It’s good that as we approach our elections people have been talking about ethical leadership.
We’ve been hearing lots about ethical role models who should do the right thing in the right way; put the concerns of others above their own; and make the hard, unpopular decisions when needed. Such people won’t tear their communities apart; won’t allow the ends to justify the means; and won’t preach water and drink wine. We hear even more about how dreadfully unethical so many of our leaders are.
But what’s lacking is an equally vibrant discourse on how we can help those of our leaders who are unethical to change their ways, and reinforce those who despite all the temptations and the impunity do behave ethically. Many ethical leaders exist in Kenya — I interact with such worthy folk all the time.

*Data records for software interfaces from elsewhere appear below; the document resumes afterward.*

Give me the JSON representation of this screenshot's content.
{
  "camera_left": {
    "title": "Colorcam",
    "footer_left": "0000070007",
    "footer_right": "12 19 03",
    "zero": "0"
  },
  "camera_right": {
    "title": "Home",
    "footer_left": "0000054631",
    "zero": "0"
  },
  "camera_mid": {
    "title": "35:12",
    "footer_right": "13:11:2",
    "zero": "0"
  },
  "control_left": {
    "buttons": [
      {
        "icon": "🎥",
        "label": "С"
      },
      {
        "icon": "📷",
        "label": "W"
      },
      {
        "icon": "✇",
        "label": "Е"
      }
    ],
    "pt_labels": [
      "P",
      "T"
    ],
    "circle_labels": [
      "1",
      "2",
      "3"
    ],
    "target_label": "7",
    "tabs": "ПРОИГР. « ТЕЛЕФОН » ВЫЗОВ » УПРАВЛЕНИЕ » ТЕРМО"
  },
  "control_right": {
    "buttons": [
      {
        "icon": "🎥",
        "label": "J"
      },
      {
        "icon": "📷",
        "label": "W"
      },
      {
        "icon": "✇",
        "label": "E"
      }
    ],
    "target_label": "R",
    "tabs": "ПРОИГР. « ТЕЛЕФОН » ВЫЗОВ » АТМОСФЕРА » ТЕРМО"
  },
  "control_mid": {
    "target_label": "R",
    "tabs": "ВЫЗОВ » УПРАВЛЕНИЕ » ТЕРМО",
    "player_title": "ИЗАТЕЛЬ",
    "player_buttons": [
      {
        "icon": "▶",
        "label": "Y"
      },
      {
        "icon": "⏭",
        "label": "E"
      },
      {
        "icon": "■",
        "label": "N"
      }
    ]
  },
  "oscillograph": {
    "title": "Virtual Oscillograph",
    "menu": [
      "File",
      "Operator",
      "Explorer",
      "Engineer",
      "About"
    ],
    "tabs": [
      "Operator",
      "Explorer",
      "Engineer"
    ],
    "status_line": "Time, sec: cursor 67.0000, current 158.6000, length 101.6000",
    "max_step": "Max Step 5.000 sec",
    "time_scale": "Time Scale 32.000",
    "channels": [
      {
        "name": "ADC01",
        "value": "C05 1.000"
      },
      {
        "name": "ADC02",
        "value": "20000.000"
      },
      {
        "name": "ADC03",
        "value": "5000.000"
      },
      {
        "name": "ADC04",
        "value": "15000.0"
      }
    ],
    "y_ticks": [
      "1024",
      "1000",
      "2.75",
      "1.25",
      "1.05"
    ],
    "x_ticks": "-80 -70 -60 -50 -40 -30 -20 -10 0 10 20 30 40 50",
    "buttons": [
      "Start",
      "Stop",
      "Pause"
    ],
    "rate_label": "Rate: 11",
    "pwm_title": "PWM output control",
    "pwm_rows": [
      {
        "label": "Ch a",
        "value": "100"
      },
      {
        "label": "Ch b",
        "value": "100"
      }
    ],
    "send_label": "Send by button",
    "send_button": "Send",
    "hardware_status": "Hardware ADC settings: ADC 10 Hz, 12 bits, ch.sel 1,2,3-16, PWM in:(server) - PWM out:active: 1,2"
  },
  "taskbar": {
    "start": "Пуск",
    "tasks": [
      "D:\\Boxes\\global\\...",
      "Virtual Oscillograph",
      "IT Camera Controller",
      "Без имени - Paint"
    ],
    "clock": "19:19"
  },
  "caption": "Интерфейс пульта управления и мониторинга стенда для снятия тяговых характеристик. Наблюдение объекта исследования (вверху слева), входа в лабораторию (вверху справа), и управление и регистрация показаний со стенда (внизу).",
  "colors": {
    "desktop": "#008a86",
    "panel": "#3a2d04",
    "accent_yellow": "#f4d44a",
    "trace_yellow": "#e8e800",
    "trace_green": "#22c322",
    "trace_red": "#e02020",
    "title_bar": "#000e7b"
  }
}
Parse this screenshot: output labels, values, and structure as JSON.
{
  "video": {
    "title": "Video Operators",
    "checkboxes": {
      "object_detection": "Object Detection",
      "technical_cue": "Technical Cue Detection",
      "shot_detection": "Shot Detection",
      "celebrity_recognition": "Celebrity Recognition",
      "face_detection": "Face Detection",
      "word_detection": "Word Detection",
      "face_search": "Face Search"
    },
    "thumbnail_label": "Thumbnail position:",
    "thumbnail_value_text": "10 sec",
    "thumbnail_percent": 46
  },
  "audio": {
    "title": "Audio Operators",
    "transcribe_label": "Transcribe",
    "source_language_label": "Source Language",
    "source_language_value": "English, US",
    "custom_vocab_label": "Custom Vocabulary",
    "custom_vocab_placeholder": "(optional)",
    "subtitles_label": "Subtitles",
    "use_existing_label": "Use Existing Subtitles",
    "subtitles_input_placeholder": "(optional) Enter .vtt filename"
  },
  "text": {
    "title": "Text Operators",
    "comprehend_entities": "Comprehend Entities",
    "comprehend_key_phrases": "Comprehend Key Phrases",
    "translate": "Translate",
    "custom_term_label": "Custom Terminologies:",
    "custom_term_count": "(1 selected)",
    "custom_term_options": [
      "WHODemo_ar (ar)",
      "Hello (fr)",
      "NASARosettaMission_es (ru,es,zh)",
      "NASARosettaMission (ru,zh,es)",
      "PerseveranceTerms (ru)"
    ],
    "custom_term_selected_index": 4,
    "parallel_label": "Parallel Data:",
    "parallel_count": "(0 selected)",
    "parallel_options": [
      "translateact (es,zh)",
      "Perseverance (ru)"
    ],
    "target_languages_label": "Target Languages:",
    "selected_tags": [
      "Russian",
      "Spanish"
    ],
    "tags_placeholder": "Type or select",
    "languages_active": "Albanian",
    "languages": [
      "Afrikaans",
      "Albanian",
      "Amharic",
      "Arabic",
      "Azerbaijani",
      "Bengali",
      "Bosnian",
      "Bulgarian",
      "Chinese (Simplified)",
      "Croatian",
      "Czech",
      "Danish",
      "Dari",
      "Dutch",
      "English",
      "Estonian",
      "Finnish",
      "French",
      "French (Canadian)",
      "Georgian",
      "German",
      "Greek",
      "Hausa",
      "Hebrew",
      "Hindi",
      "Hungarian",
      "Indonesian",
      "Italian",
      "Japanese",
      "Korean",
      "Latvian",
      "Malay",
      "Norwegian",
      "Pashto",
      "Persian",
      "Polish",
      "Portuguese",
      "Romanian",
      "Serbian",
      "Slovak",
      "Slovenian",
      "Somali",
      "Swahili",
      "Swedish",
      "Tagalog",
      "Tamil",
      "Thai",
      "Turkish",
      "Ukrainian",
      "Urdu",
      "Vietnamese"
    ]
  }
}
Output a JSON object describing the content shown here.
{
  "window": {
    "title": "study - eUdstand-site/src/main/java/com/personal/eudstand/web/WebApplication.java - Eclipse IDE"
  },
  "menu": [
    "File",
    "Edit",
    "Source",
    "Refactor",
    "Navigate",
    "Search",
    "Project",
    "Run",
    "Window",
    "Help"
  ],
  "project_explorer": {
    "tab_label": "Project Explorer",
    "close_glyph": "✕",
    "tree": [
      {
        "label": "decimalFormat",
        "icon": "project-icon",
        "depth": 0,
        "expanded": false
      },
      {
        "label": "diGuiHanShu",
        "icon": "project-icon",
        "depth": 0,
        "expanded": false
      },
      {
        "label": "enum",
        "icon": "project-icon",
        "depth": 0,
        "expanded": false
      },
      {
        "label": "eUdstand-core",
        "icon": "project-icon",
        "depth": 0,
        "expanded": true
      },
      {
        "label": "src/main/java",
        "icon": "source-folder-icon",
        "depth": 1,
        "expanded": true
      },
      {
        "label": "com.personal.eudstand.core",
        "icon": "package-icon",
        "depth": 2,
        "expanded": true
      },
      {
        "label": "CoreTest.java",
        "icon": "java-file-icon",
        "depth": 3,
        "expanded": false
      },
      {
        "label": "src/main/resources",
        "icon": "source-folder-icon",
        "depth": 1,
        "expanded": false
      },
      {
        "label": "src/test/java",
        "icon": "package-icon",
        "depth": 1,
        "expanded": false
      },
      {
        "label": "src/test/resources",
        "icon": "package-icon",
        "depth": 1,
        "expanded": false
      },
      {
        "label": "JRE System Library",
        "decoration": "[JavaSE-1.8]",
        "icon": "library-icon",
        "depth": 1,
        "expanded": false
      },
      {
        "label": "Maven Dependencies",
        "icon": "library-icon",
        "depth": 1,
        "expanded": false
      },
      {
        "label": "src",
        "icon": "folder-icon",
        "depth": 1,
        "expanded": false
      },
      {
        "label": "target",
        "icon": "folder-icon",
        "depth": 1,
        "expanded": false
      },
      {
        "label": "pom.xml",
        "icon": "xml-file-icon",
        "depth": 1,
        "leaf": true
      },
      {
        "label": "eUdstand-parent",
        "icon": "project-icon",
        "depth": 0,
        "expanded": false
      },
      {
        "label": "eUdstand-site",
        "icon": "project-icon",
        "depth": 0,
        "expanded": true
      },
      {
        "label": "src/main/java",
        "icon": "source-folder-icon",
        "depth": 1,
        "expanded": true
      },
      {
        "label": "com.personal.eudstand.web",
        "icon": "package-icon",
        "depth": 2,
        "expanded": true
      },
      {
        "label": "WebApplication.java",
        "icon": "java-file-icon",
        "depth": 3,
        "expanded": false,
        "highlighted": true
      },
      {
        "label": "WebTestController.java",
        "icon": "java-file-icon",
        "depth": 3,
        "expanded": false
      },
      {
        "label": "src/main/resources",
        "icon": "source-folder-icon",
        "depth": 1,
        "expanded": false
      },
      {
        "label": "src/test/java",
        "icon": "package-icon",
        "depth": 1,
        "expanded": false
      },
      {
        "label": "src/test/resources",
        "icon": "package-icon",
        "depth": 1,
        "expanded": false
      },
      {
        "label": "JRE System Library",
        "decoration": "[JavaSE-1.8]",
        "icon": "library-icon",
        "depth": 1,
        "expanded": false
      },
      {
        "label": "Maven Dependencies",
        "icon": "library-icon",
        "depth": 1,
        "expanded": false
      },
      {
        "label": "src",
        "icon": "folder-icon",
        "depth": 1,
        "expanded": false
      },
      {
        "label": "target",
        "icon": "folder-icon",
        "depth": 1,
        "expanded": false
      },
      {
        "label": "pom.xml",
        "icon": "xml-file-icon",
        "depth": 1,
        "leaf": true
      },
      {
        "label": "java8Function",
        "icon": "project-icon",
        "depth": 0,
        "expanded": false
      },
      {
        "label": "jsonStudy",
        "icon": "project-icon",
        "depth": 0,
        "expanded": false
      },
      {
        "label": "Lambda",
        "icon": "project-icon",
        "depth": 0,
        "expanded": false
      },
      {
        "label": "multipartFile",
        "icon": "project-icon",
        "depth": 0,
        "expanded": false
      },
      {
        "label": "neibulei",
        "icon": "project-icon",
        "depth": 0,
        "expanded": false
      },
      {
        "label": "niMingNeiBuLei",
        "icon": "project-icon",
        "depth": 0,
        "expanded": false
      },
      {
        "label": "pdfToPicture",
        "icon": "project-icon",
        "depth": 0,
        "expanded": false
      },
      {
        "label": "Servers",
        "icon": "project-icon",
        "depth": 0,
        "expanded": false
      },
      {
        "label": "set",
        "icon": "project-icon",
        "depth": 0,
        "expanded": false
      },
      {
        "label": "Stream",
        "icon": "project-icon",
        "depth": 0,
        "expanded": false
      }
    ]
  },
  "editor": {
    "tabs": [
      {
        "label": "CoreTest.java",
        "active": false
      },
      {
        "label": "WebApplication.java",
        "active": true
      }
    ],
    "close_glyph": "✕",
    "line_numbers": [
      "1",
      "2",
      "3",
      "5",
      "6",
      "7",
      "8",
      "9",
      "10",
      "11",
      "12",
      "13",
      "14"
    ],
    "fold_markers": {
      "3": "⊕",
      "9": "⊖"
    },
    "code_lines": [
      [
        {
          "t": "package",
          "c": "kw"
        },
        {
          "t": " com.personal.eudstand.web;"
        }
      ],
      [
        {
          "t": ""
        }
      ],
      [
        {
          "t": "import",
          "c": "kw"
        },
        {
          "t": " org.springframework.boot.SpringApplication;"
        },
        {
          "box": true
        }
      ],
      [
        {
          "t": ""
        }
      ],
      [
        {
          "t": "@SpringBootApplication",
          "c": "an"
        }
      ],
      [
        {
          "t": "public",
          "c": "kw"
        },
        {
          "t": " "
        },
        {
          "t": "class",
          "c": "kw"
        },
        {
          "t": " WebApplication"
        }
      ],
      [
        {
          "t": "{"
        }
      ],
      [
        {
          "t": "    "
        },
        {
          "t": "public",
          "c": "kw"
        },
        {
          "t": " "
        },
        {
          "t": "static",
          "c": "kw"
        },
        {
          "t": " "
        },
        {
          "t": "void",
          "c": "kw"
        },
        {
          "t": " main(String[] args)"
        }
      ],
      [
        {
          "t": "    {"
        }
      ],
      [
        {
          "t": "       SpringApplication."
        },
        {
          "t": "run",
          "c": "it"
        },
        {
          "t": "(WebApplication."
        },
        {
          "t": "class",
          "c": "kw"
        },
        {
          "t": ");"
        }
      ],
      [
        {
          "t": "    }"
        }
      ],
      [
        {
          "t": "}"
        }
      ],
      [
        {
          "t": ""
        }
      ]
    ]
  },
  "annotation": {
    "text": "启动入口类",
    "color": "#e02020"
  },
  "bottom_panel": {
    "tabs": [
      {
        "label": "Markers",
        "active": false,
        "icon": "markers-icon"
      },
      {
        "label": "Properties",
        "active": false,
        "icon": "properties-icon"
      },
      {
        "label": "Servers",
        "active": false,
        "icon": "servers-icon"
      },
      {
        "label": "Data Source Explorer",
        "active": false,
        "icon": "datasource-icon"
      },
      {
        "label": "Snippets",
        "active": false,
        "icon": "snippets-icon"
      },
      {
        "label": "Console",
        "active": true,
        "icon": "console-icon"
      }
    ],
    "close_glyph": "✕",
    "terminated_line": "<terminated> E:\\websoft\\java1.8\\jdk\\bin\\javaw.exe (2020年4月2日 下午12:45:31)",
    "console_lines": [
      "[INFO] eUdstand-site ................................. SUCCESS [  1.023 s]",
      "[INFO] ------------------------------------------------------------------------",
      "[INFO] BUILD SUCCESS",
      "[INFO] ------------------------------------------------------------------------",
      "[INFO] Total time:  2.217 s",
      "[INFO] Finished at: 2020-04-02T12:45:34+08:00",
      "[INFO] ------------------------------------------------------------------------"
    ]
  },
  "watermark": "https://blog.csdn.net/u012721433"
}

But, not least in the public sector and in activities that interact with that world, because the ethical ones hold back from taking the short cuts the less uninhibited find only too easy to go for, they tend not to be among the most senior or influential in their organisations.
This was the challenge I addressed as I ran a session for the Kenya School of Government’s Strategic Leadership Development Programme (SLDP) on the subject of ethical leadership. I genuinely assumed that those in the room were indeed ethical, but speculated that they found it challenging to hold on to their values — as a result of the actions of colleagues in their workplaces whose priority was other than delivering services to the public. Indeed too often it is the ethical ones who end up being frustrated, who suffer as they try to go about their work in a proper way.